You too, Julie Christie?
You too, Julie Christie?

Along comes an actor now and then who is so spectacular in a particular role that you wish she would just stop there and do no more. To do more would only spoil the image.

So it was with Julie Christie in “Doctor Zhivago,” in which she was so sublime…but then she did more…more movies, and more politics.

The movies, okay. But do we need the politics?

This particular movie buff does not need to know that Julie Christie is part of a movement to boycott Israel. At the moment her beef is about the staging of the upcoming Eurovision. That’s to be in Tel Aviv. She does not want it there and she does not want the BBC coverage of it there, either.

It’s all in a petition affixed with leading UK luminaries, whose names mean nothing around here – but Julie Christie, her we know.

Better to remember her as Boris Pasternak’s Lara.

Think of a painter or photographer who has his subject seated perfectly, perfect for eternity, but then she tilts her head and ruins the moment. Think Julie Christie…doing politics.

Not her finest performance and as for slandering the Jewish people – it is what we expect from lesser talents who use anti-Semitism to launch a second career. Hello Roger Waters.

Mega-stars like Julie Christie ought to be better than that.

Director David Lean chose well. He got what he wanted. Even with his own genius, and the fine script by Robert Bolt, I’d argue that it was Julie Christie’s face that launched the five Oscars.

The story goes that when Sophia Loren was suggested for the role of Lara, he said -- with that face and that figure no one would believe she was ever a virgin.

As she is today, we do not need this latest information. It ruins everything. It even ruins the movie. Can we watch it again with the same eyes?
But of Julie Christie, we were prepared to believe anything – as she was back then.

As she is today, we do not need this latest information. It ruins everything. It even ruins the movie. Can we watch it again with the same eyes?

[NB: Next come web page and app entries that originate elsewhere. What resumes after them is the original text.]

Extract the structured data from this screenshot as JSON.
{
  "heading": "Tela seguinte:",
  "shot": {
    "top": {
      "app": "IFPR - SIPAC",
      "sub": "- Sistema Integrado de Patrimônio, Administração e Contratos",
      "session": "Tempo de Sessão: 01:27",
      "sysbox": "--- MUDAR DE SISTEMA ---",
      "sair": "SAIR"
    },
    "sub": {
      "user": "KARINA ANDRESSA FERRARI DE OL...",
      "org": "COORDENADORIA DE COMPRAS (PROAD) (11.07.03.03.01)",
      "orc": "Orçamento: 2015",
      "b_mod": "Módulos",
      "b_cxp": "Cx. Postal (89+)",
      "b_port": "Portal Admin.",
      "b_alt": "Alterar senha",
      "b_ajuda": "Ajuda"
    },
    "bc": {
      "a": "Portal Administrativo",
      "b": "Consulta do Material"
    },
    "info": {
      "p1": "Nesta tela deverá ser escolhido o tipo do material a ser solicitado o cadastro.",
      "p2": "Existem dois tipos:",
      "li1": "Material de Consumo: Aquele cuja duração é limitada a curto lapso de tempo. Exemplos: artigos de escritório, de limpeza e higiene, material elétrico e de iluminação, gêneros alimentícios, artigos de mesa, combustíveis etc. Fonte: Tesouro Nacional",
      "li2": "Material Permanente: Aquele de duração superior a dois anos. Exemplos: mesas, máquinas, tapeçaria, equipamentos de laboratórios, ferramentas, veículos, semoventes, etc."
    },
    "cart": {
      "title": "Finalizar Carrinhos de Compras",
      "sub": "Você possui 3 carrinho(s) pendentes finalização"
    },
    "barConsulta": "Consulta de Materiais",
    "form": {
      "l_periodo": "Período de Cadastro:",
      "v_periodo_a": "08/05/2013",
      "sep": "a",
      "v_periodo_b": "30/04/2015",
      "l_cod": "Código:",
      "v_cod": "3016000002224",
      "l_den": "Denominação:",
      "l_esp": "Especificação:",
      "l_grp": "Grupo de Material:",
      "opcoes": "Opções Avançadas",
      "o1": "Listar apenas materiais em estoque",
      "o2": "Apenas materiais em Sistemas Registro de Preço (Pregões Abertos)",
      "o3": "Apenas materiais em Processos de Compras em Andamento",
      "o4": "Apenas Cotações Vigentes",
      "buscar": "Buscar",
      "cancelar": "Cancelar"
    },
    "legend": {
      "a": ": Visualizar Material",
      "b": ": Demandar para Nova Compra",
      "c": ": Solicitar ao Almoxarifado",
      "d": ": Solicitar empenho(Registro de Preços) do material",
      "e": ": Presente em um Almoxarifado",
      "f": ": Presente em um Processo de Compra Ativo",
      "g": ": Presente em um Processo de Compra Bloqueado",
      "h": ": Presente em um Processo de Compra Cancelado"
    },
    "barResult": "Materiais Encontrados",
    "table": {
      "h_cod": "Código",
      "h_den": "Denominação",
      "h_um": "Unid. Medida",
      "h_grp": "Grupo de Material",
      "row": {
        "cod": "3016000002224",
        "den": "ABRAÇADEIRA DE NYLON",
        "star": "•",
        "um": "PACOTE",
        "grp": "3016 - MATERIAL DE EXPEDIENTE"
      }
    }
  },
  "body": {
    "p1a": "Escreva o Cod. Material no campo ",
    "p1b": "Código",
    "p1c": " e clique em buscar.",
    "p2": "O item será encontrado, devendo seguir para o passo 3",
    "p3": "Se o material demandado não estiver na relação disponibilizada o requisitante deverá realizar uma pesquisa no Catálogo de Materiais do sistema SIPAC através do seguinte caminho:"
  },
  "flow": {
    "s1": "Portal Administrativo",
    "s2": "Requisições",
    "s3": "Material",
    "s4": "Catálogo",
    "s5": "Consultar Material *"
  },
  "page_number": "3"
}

Can we watch it again with the same Lara? Or rather, the same Julie Christie.

David Lean – and what would he be thinking of it if he were still with us today? We know this; he had a low opinion of actors. He mixed with them but only for the work. For Lean, it was all about the Work. He once scolded the actor Jack Hawkins for being too playful on the set at the filming of “The Bridge on the River Kwai.”

Making Art was serious business and David Lean did it better than most.

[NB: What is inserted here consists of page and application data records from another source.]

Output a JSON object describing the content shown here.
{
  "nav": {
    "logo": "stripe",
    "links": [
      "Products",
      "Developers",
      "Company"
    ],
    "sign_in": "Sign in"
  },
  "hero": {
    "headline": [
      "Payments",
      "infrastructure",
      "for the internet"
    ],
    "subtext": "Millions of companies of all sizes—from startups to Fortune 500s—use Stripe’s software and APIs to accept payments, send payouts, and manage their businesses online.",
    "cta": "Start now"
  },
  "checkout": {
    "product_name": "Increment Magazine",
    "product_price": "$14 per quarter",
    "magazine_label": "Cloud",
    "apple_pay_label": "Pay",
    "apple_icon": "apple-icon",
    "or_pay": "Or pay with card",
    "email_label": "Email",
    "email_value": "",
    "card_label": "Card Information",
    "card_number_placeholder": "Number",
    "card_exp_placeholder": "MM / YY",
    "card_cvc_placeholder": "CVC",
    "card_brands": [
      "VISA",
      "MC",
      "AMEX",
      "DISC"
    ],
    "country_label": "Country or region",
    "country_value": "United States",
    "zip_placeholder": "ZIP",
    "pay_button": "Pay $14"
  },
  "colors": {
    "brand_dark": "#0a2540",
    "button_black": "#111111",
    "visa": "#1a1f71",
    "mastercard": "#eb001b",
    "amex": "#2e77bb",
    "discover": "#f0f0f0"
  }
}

After “Lawrence of Arabia,” Lean needed a romance. “Lawrence” was about one man. Movies are about two movie stars.

For “Zhivago,” he found them and made them in Omar Sharif and Julie Christie.

His instructions to Sharif were to do no acting; but to let events be expressed through innocent eyes.

Julie Christie would do the rest. Yes, THOSE eyes.

If only she had stopped there and, according to some critics, if only Lean had stopped with “Lawrence.” Or even “Brief Encounter.”

As written mostly by Robert Bolt, and as directed by David Lean, “Lawrence of Arabia” is a movie not nearly favorable to the Arabs…as to the revolt in the desert against the Turks.

There are several references in there about the Arabs being “a filthy people.” At the same time, Moses is referred to as a “prophet and beloved of G-d.” More – the trek towards Aqaba is likened to the Hebrew Exodus. When a dust storm kicks up, Lawrence/Peter O’Toole, sees it as a pillar of fire that guided the Hebrews.

As the movie is so often misunderstood, so was Lean. The critics at the time had sharp knives for him…and even defeated him.

On “Zhivago,” one critic laughed at a scene in which firewood was being collected from the street, when in fact it was crucial to show that at the Revolution, Russia was out of coal.

On arriving in New York to accept an award, Lean was ambushed by critics who savaged him for his epics, among them, “Zhivago.”

Later he tells an interviewer that from that moment, he stopped making movies…for 14 years.

“You begin to think maybe they’re right. Shakes one’s confidence, you know.”

Too bad Julie Christie never learned just how hurtful unjust criticism can be.

New York-based bestselling American novelist Jack Engelhard writes regularly for Arutz Sheva.

He is the author of the international book-to-movie bestseller “Indecent Proposal.” His sequel to that sensation is, “Slot Attendant: A novel about a Novelist.” His classic Inside Journalism thriller, “The Bathsheba Deadline,” is being prepared for the movies. Contemporaries have hailed him “The last Hemingway, a writer without peer, and the conscience of us all.” Engelhard is the recipient of the Ben Hecht Award for Literary Excellence. Website: